Throw a stone in this town and it’s likely to land on someone who runs a taxi with Uber.

I ran my taxi business before these apps pulled the rugs from under our urban feet. I ran it for three years – from September 2012 to September 2015. I had three taxis on the road at its prime.

These apps changed how we consumers engage with taxis. They also changed how to manage a taxi business, and account for its expenditure and returns.

The app logs all activity and, in essence, is a barometer for the driver’s personal integrity. It’s also a car tracking device right there on your phone. In your hands.

Back then, the tracking devices we installed for our taxis cost about a pint of blood and involved frequent unexciting logins into the software.

What follows is a roadmap to how I set up and run my taxi business. I’ll throw in figures that’ll likely make the story difficult to digest, stay with me.


You’d imagine that the informal jungle of the taxi business was no place for a seemingly snobbish girl like me. But it was. And it is for anyone, actually.

It was a place for me because I was bringing something to the table; they needed the extra cars, I needed the extra money. Everyone goes home happy.

Research had also shown me how the fleet managers managed the taxis day to day – how much they paid drivers and taxi owners, how frequently they fuelled and serviced the cars, how much these and such other operating expenses cost, what they wanted in a business partner like me.

Groundwork also helped me sleep better at night knowing I’d made an informed decision to invest my money in these taxis.


A taxi business is the quintessential capital-intensive business – you need lots of cash to finance your idea off the ground. For instance, a 2012 Toyota Belta is averaging for Sh950,000 (I’ve just looked that up on Cheki, the online marketplace for cars).

Think of this as the cash you need, at minimum, to start a taxi business.

Unless you’re in the black market trading organs or are laundering dirty money, I don’t know if you’d have such cash lying around. I didn’t. I applied for a loan from Standard Chartered Bank.

The collateral for the loan was my payslip. (I was a corporate suit back then; my payslip could wow any financier. Now my payslip doesn’t wow anyone. Ha-ha. Not even me.)

The other option would have been to apply for a Sacco loan. Sacco loans are cheaper than bank loans.

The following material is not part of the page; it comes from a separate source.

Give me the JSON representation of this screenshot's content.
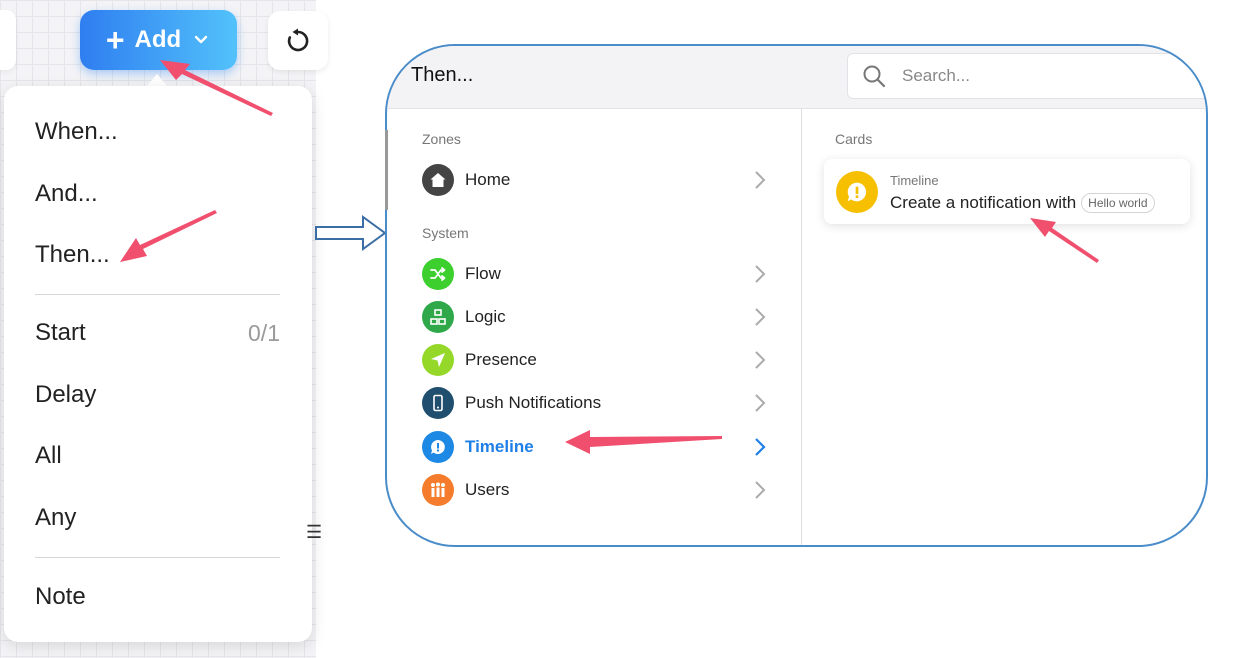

Anyway. I purchased two Toyotas – a Fielder and an NZE. I got the Fielder from a dealer in the Coast, the NZE from some lady here in Nairobi, she was upgrading to new car (I’d later learn that this purchase was not a smart one).

Aside from the purchase cost of the cars themselves, there was also the cost of PSV insurance, KRA inspection certificates, agents’ fees, transferring logbooks to my name, initial repairs and service to the cars, and other miscellaneous costs that kept creeping out of the woodwork.

The loan I took from the bank was for Sh1.5 million. It’d run for five years. I’d be charged a monthly interest rate of 19.9%. I was repaying per month Sh50,715.

I had another small loan running with my Sacco at the time of taking this bank loan. The bank told me they’d buy off the loan balance from the Sacco, so I was left financing this one huge loan from them. I don’t know why but I felt good about this.

Also, the monthly repayments I’d been making on this small Sacco loan was an indirect income from my taxi business.


I’d get from each taxi per month, a flat rate of Sh30,000. That’s a total of Sh60,000.

I’d also make a saving on the small Sacco loan I’d been servicing, the one the bank bought off and incorporated into their one-huge loan. I was repaying to this small loan, per month, Sh15,500. So that’s a total of Sh75,500.

Taking into account what I’d invested and what I’d get as returns monthly, I’d make my money back in about 20 months. I’d also still have the cars themselves, they’d be depreciated but they’d be worth something in the market. Toyotas have great resale value.

In a nutshell, I’d have monthly income plus assets with value to my name.


The fleet managers would deposit the cash to my bank account on the 30th of every month.

This story continues next week. I’ll tell you about the risks of running the business, how I managed these risks and went on to manage the business itself. I’ll also tell you what happened in the 36 months of running it, and how the curtains closed on it.

You really want to hang around for that one.